[GIVEN INFORMATION]:
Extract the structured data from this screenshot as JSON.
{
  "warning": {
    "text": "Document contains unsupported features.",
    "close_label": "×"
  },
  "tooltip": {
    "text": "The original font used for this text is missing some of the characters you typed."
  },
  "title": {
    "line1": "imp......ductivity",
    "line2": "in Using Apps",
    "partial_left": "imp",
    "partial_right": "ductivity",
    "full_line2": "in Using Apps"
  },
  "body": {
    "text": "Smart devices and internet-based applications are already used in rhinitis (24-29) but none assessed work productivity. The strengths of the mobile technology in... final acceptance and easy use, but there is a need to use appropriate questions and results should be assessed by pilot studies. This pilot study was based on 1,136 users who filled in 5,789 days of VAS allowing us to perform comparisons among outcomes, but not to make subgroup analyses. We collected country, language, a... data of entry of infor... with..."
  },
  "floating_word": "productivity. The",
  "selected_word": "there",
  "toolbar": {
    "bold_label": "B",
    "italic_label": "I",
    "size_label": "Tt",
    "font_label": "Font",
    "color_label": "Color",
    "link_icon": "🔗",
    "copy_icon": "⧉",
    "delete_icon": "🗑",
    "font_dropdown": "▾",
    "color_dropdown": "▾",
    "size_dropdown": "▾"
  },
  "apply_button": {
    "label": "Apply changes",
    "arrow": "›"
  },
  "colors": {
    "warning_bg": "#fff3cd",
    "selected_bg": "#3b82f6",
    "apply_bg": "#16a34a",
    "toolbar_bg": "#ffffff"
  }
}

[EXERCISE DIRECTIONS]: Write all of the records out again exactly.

[THE COMPLETED TASK]:
Extract the structured data from this screenshot as JSON.
{
  "warning": {
    "text": "Document contains unsupported features.",
    "close_label": "×"
  },
  "tooltip": {
    "text": "The original font used for this text is missing some of the characters you typed."
  },
  "title": {
    "line1": "imp......ductivity",
    "line2": "in Using Apps",
    "partial_left": "imp",
    "partial_right": "ductivity",
    "full_line2": "in Using Apps"
  },
  "body": {
    "text": "Smart devices and internet-based applications are already used in rhinitis (24-29) but none assessed work productivity. The strengths of the mobile technology in... final acceptance and easy use, but there is a need to use appropriate questions and results should be assessed by pilot studies. This pilot study was based on 1,136 users who filled in 5,789 days of VAS allowing us to perform comparisons among outcomes, but not to make subgroup analyses. We collected country, language, a... data of entry of infor... with..."
  },
  "floating_word": "productivity. The",
  "selected_word": "there",
  "toolbar": {
    "bold_label": "B",
    "italic_label": "I",
    "size_label": "Tt",
    "font_label": "Font",
    "color_label": "Color",
    "link_icon": "🔗",
    "copy_icon": "⧉",
    "delete_icon": "🗑",
    "font_dropdown": "▾",
    "color_dropdown": "▾",
    "size_dropdown": "▾"
  },
  "apply_button": {
    "label": "Apply changes",
    "arrow": "›"
  },
  "colors": {
    "warning_bg": "#fff3cd",
    "selected_bg": "#3b82f6",
    "apply_bg": "#16a34a",
    "toolbar_bg": "#ffffff"
  }
}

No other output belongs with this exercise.